An undated photo from a social media account of Omar Mateen, who police have identified as the gunman in the mass shooting at a gay nightclub in Orlando, Florida, on June 12, 2016. REUTERS

By now it is well know that the gunman in the shooting at Orlando, Florida's Pulse nightclub pledged allegiance to the Islamic State group during a 911 call in the heat of his standoff with police. However, Omar Mateen swore loyalty to the terror group (also known as ISIS or ISIL) hours before his deadly rampage, in an incendiary Facebook post.

FBI officials have confirmed that Mateen, the 29-year-old who killed 49 people and wounded more than 50 more when he opened fire in Pulse early Sunday morning, posted on Facebook just moments before, pledging allegiance to ISIS, ABC News reported. Mateen also called on Russia and the U.S. to stop bombing ISIS-controlled territory in the Middle East and warned of future attacks on U.S. soil.

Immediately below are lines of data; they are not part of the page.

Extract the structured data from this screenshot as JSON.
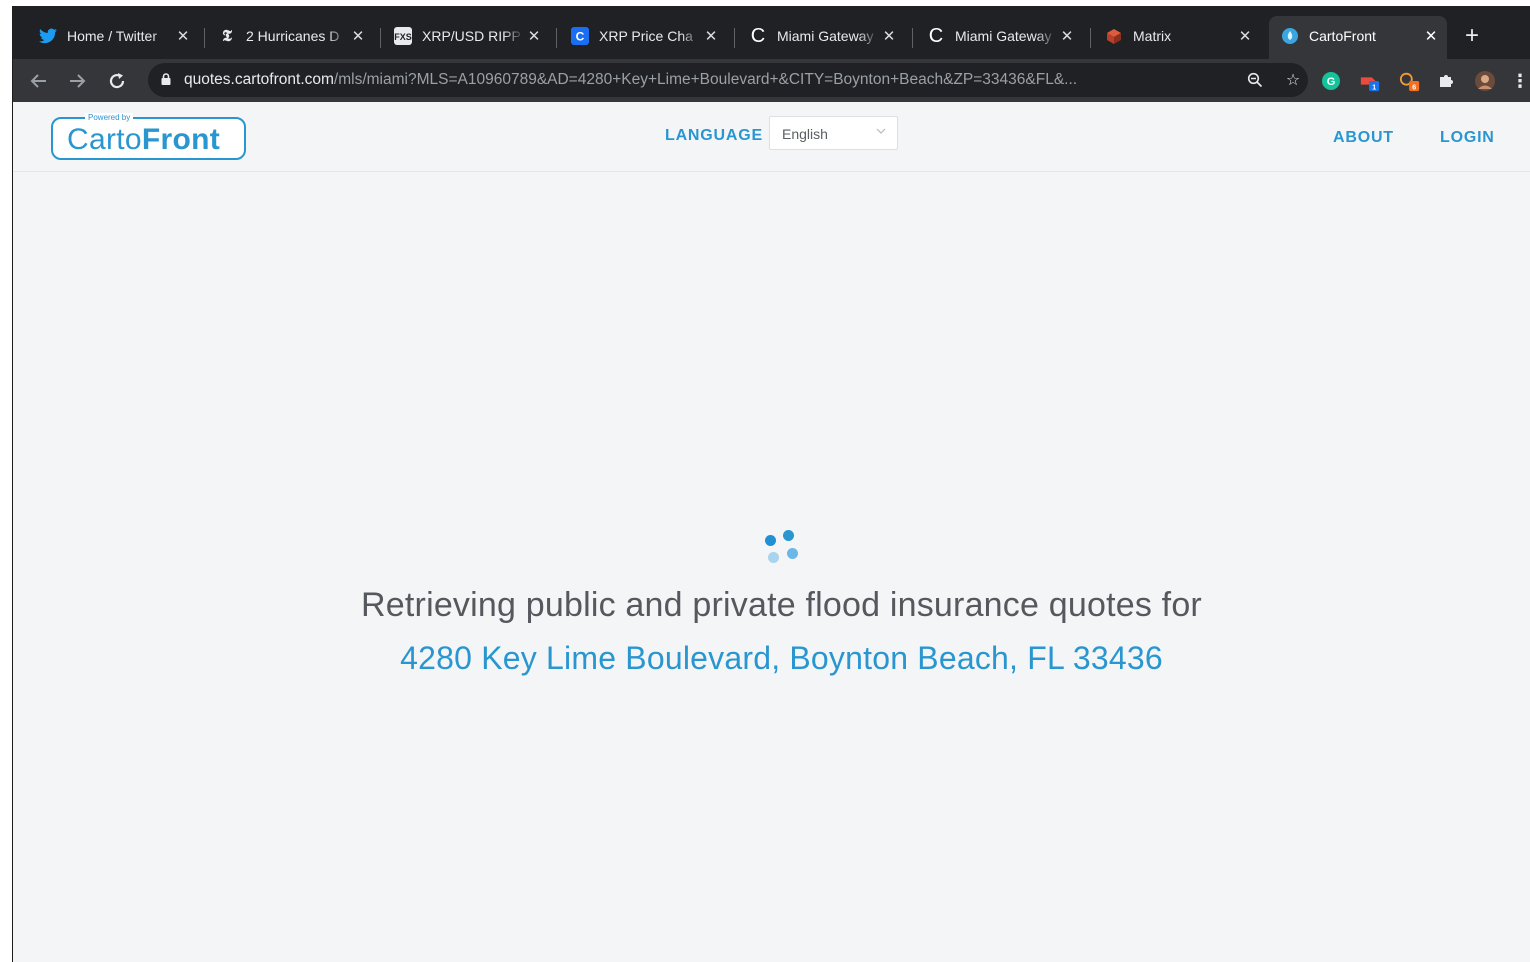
{
  "browser": {
    "tabs": [
      {
        "title": "Home / Twitter",
        "icon": "twitter-icon",
        "active": false
      },
      {
        "title": "2 Hurricanes D",
        "icon": "nytimes-icon",
        "active": false
      },
      {
        "title": "XRP/USD RIPP",
        "icon": "fxs-icon",
        "active": false
      },
      {
        "title": "XRP Price Cha",
        "icon": "coinmarket-icon",
        "active": false
      },
      {
        "title": "Miami Gateway",
        "icon": "c-logo-icon",
        "active": false
      },
      {
        "title": "Miami Gateway",
        "icon": "c-logo-icon",
        "active": false
      },
      {
        "title": "Matrix",
        "icon": "matrix-icon",
        "active": false
      },
      {
        "title": "CartoFront",
        "icon": "cartofront-icon",
        "active": true
      }
    ],
    "new_tab": "+",
    "url_host": "quotes.cartofront.com",
    "url_path": "/mls/miami?MLS=A10960789&AD=4280+Key+Lime+Boulevard+&CITY=Boynton+Beach&ZP=33436&FL&...",
    "extensions": [
      {
        "icon": "grammarly-icon",
        "badge": ""
      },
      {
        "icon": "extension-badge-icon",
        "badge": "1"
      },
      {
        "icon": "extension-badge-icon-2",
        "badge": "6"
      },
      {
        "icon": "puzzle-icon",
        "badge": ""
      },
      {
        "icon": "profile-avatar-icon",
        "badge": ""
      }
    ]
  },
  "header": {
    "logo_powered": "Powered by",
    "logo_light": "Carto",
    "logo_bold": "Front",
    "language_label": "LANGUAGE",
    "language_value": "English",
    "about": "ABOUT",
    "login": "LOGIN"
  },
  "main": {
    "message": "Retrieving public and private flood insurance quotes for",
    "address": "4280 Key Lime Boulevard, Boynton Beach, FL 33436"
  },
  "colors": {
    "accent": "#2a96d0",
    "text": "#55595e",
    "background": "#f4f5f7"
  }
}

“You kill innocent women and children by doing U.S. airstrikes ... now taste the Islamic state vengeance,” Mateen wrote. “In the next few days you will see attacks from the Islamic State in the U.S.A.”

The FBI also revealed that Mateen's internet search history in the weeks leading up the Pulse attack included searches for the Facebook accounts of the suspects in the December 2015 attack in San Bernardino, California, ISIS speeches, the gun store where he purchased the weapons he used in the Orlando shooting, and the Pulse nightclub itself.

The evidence should further complicate the debate over Mateen's motives in the shooting. While many, especially on the political right, have been quick to point to Mateen's ties to terrorism, many members of the LGBT community are considering the shooting as another example of violence toward lesbians, gays, bisexuals and transgender people in the U.S. Still others remain focused on the tragedy as another example of the country's potential need for stricter gun laws.

In the wake of the shooting, presumptive Republican presidential nominee Donald Trump has been adamant about the need to label this and similar acts of terror as being perpetrated by "radical Islam" and doubled down on his proposal to ban Muslims from entering the country. Meanwhile, President Barack Obama and presumptive Democratic nominee Hillary Clinton have both called the debate over an immigration ban and terminology a distraction that is at odds with American values and could damage the United States' ability to work with Muslim allies abroad.

"What exactly would using this language accomplish? What exactly would it change?" Obama asked during a speech Tuesday at the Treasury Department. "Calling a threat by a different name does not make it go away."